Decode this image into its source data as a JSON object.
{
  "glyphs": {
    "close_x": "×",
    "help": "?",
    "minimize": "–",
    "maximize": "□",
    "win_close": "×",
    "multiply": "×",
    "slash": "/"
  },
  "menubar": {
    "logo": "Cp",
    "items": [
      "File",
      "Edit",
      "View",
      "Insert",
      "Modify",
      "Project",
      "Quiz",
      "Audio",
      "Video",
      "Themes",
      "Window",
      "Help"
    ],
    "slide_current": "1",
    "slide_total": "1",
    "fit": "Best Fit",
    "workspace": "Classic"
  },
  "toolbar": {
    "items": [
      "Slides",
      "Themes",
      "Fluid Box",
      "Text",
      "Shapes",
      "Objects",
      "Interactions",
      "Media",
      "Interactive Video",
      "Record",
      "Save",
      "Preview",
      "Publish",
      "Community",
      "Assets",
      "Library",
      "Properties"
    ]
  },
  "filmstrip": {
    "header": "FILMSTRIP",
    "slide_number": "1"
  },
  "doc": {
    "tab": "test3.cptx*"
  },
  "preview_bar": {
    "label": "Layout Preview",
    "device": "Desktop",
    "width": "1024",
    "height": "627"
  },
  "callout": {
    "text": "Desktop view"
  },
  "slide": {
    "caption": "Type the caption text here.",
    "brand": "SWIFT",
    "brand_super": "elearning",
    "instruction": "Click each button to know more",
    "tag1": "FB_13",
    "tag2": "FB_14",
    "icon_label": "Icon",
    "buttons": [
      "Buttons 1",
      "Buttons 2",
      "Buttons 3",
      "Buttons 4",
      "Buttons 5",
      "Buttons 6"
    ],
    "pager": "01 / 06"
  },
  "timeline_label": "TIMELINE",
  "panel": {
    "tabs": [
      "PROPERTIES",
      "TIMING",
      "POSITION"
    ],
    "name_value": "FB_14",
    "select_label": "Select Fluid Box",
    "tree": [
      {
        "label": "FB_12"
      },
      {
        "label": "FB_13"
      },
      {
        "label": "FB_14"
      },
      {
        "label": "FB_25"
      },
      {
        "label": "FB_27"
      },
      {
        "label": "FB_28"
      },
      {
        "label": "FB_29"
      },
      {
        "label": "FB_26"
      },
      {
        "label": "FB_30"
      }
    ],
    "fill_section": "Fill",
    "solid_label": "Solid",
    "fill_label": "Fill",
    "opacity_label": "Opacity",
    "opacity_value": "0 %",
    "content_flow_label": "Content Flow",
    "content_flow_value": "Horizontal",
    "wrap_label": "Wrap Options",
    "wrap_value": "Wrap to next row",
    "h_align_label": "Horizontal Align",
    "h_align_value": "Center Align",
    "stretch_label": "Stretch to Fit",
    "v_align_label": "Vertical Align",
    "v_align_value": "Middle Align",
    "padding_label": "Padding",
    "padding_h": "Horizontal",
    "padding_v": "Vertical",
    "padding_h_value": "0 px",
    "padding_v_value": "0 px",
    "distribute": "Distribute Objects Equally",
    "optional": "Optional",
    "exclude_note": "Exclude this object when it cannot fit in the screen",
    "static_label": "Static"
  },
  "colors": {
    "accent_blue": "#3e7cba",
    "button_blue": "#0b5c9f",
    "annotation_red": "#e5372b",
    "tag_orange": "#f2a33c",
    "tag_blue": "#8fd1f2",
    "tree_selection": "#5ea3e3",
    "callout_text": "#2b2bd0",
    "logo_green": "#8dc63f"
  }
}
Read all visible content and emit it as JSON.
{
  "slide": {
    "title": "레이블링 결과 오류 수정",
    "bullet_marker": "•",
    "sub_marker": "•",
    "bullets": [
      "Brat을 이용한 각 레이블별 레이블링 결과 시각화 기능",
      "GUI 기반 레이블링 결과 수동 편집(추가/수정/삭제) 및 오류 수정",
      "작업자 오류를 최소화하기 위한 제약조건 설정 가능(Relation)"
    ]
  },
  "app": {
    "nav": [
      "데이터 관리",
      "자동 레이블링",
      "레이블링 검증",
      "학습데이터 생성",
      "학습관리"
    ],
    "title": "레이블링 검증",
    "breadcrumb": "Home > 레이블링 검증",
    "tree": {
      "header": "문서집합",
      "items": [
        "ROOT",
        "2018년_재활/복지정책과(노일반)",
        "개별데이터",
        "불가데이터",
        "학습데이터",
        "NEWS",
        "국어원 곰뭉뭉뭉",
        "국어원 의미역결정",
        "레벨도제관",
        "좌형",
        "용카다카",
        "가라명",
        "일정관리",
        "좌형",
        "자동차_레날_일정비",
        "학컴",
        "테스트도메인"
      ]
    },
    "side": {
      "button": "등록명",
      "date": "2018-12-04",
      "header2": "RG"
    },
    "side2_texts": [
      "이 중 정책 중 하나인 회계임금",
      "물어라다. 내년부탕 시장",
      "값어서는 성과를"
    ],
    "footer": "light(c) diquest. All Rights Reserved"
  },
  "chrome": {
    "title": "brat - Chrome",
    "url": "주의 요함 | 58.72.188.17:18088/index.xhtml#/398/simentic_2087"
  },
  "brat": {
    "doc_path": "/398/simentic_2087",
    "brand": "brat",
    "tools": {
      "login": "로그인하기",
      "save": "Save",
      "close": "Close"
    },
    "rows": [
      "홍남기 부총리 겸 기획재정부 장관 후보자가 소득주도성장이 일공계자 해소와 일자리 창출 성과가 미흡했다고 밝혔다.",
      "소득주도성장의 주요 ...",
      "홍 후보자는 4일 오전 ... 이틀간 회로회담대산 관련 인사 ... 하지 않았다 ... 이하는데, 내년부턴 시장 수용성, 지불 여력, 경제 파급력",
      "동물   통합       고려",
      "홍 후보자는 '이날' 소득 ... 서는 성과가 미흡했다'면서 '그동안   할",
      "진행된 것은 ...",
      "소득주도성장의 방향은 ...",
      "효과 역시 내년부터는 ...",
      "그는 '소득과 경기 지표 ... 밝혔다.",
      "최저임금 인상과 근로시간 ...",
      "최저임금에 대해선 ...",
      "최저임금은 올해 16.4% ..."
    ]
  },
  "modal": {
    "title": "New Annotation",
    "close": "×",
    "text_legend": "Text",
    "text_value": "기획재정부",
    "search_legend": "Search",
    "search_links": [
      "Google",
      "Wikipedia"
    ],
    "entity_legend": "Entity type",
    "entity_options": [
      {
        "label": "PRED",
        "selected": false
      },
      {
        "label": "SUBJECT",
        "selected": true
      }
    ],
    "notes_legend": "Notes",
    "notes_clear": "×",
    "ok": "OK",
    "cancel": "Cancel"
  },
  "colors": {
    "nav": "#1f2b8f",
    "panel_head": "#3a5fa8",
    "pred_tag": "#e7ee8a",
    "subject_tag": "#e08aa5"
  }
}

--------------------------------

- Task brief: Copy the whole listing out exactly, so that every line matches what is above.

- Answer box:
Decode this image into its source data as a JSON object.
{
  "glyphs": {
    "close_x": "×",
    "help": "?",
    "minimize": "–",
    "maximize": "□",
    "win_close": "×",
    "multiply": "×",
    "slash": "/"
  },
  "menubar": {
    "logo": "Cp",
    "items": [
      "File",
      "Edit",
      "View",
      "Insert",
      "Modify",
      "Project",
      "Quiz",
      "Audio",
      "Video",
      "Themes",
      "Window",
      "Help"
    ],
    "slide_current": "1",
    "slide_total": "1",
    "fit": "Best Fit",
    "workspace": "Classic"
  },
  "toolbar": {
    "items": [
      "Slides",
      "Themes",
      "Fluid Box",
      "Text",
      "Shapes",
      "Objects",
      "Interactions",
      "Media",
      "Interactive Video",
      "Record",
      "Save",
      "Preview",
      "Publish",
      "Community",
      "Assets",
      "Library",
      "Properties"
    ]
  },
  "filmstrip": {
    "header": "FILMSTRIP",
    "slide_number": "1"
  },
  "doc": {
    "tab": "test3.cptx*"
  },
  "preview_bar": {
    "label": "Layout Preview",
    "device": "Desktop",
    "width": "1024",
    "height": "627"
  },
  "callout": {
    "text": "Desktop view"
  },
  "slide": {
    "caption": "Type the caption text here.",
    "brand": "SWIFT",
    "brand_super": "elearning",
    "instruction": "Click each button to know more",
    "tag1": "FB_13",
    "tag2": "FB_14",
    "icon_label": "Icon",
    "buttons": [
      "Buttons 1",
      "Buttons 2",
      "Buttons 3",
      "Buttons 4",
      "Buttons 5",
      "Buttons 6"
    ],
    "pager": "01 / 06"
  },
  "timeline_label": "TIMELINE",
  "panel": {
    "tabs": [
      "PROPERTIES",
      "TIMING",
      "POSITION"
    ],
    "name_value": "FB_14",
    "select_label": "Select Fluid Box",
    "tree": [
      {
        "label": "FB_12"
      },
      {
        "label": "FB_13"
      },
      {
        "label": "FB_14"
      },
      {
        "label": "FB_25"
      },
      {
        "label": "FB_27"
      },
      {
        "label": "FB_28"
      },
      {
        "label": "FB_29"
      },
      {
        "label": "FB_26"
      },
      {
        "label": "FB_30"
      }
    ],
    "fill_section": "Fill",
    "solid_label": "Solid",
    "fill_label": "Fill",
    "opacity_label": "Opacity",
    "opacity_value": "0 %",
    "content_flow_label": "Content Flow",
    "content_flow_value": "Horizontal",
    "wrap_label": "Wrap Options",
    "wrap_value": "Wrap to next row",
    "h_align_label": "Horizontal Align",
    "h_align_value": "Center Align",
    "stretch_label": "Stretch to Fit",
    "v_align_label": "Vertical Align",
    "v_align_value": "Middle Align",
    "padding_label": "Padding",
    "padding_h": "Horizontal",
    "padding_v": "Vertical",
    "padding_h_value": "0 px",
    "padding_v_value": "0 px",
    "distribute": "Distribute Objects Equally",
    "optional": "Optional",
    "exclude_note": "Exclude this object when it cannot fit in the screen",
    "static_label": "Static"
  },
  "colors": {
    "accent_blue": "#3e7cba",
    "button_blue": "#0b5c9f",
    "annotation_red": "#e5372b",
    "tag_orange": "#f2a33c",
    "tag_blue": "#8fd1f2",
    "tree_selection": "#5ea3e3",
    "callout_text": "#2b2bd0",
    "logo_green": "#8dc63f"
  }
}
Read all visible content and emit it as JSON.
{
  "slide": {
    "title": "레이블링 결과 오류 수정",
    "bullet_marker": "•",
    "sub_marker": "•",
    "bullets": [
      "Brat을 이용한 각 레이블별 레이블링 결과 시각화 기능",
      "GUI 기반 레이블링 결과 수동 편집(추가/수정/삭제) 및 오류 수정",
      "작업자 오류를 최소화하기 위한 제약조건 설정 가능(Relation)"
    ]
  },
  "app": {
    "nav": [
      "데이터 관리",
      "자동 레이블링",
      "레이블링 검증",
      "학습데이터 생성",
      "학습관리"
    ],
    "title": "레이블링 검증",
    "breadcrumb": "Home > 레이블링 검증",
    "tree": {
      "header": "문서집합",
      "items": [
        "ROOT",
        "2018년_재활/복지정책과(노일반)",
        "개별데이터",
        "불가데이터",
        "학습데이터",
        "NEWS",
        "국어원 곰뭉뭉뭉",
        "국어원 의미역결정",
        "레벨도제관",
        "좌형",
        "용카다카",
        "가라명",
        "일정관리",
        "좌형",
        "자동차_레날_일정비",
        "학컴",
        "테스트도메인"
      ]
    },
    "side": {
      "button": "등록명",
      "date": "2018-12-04",
      "header2": "RG"
    },
    "side2_texts": [
      "이 중 정책 중 하나인 회계임금",
      "물어라다. 내년부탕 시장",
      "값어서는 성과를"
    ],
    "footer": "light(c) diquest. All Rights Reserved"
  },
  "chrome": {
    "title": "brat - Chrome",
    "url": "주의 요함 | 58.72.188.17:18088/index.xhtml#/398/simentic_2087"
  },
  "brat": {
    "doc_path": "/398/simentic_2087",
    "brand": "brat",
    "tools": {
      "login": "로그인하기",
      "save": "Save",
      "close": "Close"
    },
    "rows": [
      "홍남기 부총리 겸 기획재정부 장관 후보자가 소득주도성장이 일공계자 해소와 일자리 창출 성과가 미흡했다고 밝혔다.",
      "소득주도성장의 주요 ...",
      "홍 후보자는 4일 오전 ... 이틀간 회로회담대산 관련 인사 ... 하지 않았다 ... 이하는데, 내년부턴 시장 수용성, 지불 여력, 경제 파급력",
      "동물   통합       고려",
      "홍 후보자는 '이날' 소득 ... 서는 성과가 미흡했다'면서 '그동안   할",
      "진행된 것은 ...",
      "소득주도성장의 방향은 ...",
      "효과 역시 내년부터는 ...",
      "그는 '소득과 경기 지표 ... 밝혔다.",
      "최저임금 인상과 근로시간 ...",
      "최저임금에 대해선 ...",
      "최저임금은 올해 16.4% ..."
    ]
  },
  "modal": {
    "title": "New Annotation",
    "close": "×",
    "text_legend": "Text",
    "text_value": "기획재정부",
    "search_legend": "Search",
    "search_links": [
      "Google",
      "Wikipedia"
    ],
    "entity_legend": "Entity type",
    "entity_options": [
      {
        "label": "PRED",
        "selected": false
      },
      {
        "label": "SUBJECT",
        "selected": true
      }
    ],
    "notes_legend": "Notes",
    "notes_clear": "×",
    "ok": "OK",
    "cancel": "Cancel"
  },
  "colors": {
    "nav": "#1f2b8f",
    "panel_head": "#3a5fa8",
    "pred_tag": "#e7ee8a",
    "subject_tag": "#e08aa5"
  }
}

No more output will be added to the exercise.